My middle-school health teacher was crazy. Not the type of crazy that one uses to describe their 75-year-old cat-hoarding neighbor, but rather the type of crazy that one would find it of interest to suggest institutionalization for the sake of that person’s health.

In any event, her class still met every Thursday to fulfill my state’s health “education” requirement (I quote education to emphasize the fact that it was not educational whatsoever). Keep in mind that I attended a small Catholic elementary school with a student population of 100, so the teacher-to-student ratio was exceptionally disproportionate, allowing me to be fortunate enough to have had Mrs. Smith as a teacher for three years in a row. At the time, this meant I would have an extra 40 minutes a week to socialize with my friends, but I later discovered that it would mean an absence of education, and in particular, sex education.

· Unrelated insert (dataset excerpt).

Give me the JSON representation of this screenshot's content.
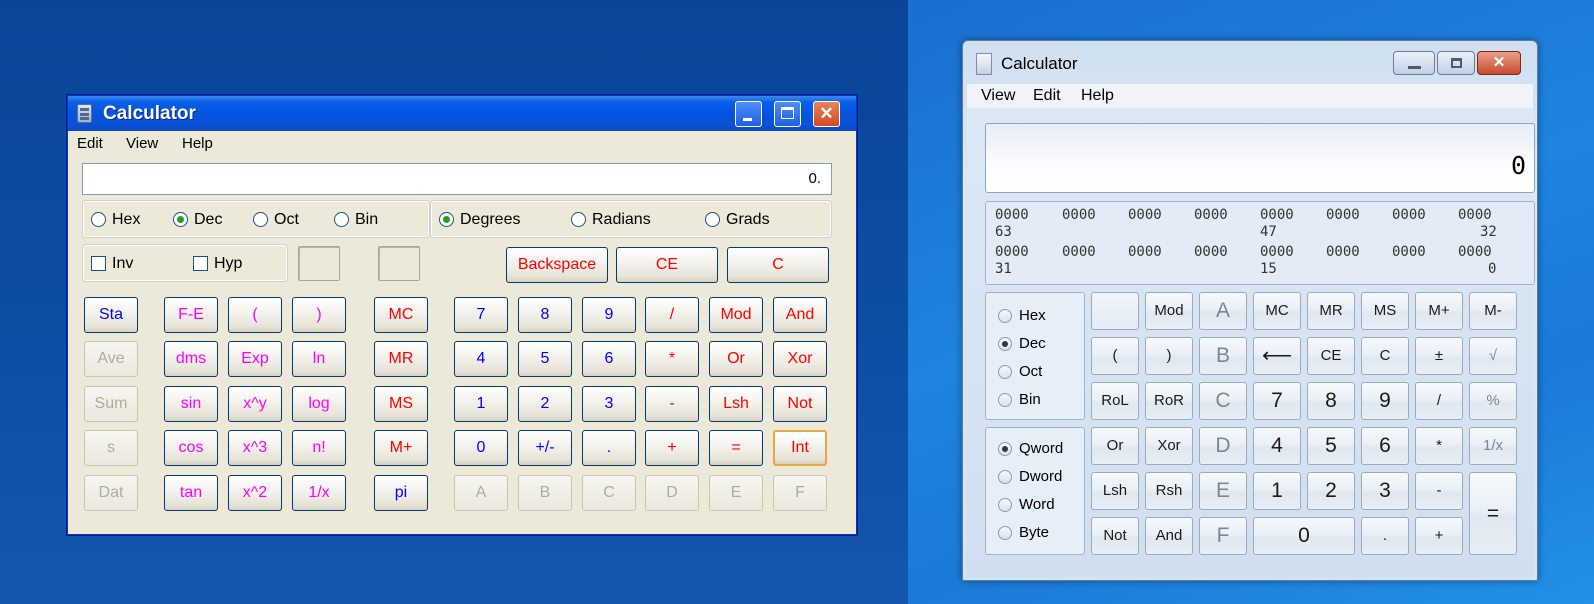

I went through high school with the expectation that sex education on STIs was either 1) to have been learned earlier in life or 2) unnecessary because it was supposed that I would reserve sex for marriage (with a man, obviously), and would never have the need to learn about sexually transmitted infections as I would share them only with my monogamous partner.

When I arrived at college, this expectation was even more prevalent as the aphorism “older and wiser” becomes widely adopted the second you step foot onto campus. This poses a problem for many reasons. While my university does require each student to complete a sexual assault and harassment workshop, the workshop itself did not address subsequent problems that could occur such as STIs, which could just as easily be encompassed by a simple change in the rhetoric. And it’s not just my university – a study done by Procedia, a Social and Behavioral Sciences journal, found that over 66% of college students want to be informed at university about sexually transmitted diseases. Student organizations like Harvard’s SHEATH (Sexual Health Education & Advocacy throughout Harvard College) allow for the discussion and ultimate decline in the rates of sexually transmitted infections.

Assumptions, in general, are worrisome – assumptions of one’s sexual orientation, gender, and even education – and are inherently the causation for a multitude of obstacles that need not occur. Education is a pathway to prevention, and discomfort regarding sexual topics, especially topics like STIs, should not hinder this necessity.

Author: Courtney Coghill

Courtney is a second-year student at The George Washington University in Washington, D.C. studying Political Science with a concentration in Public Policy and minoring in Journalism. She is a member of the GW Varsity Swim Team and embraces music and the arts as a means of promoting personal health. As a part of the Make Muse team, Courtney uses her athletic background, artistic passion, and creative mindset to empower other women to take charge of their well-being.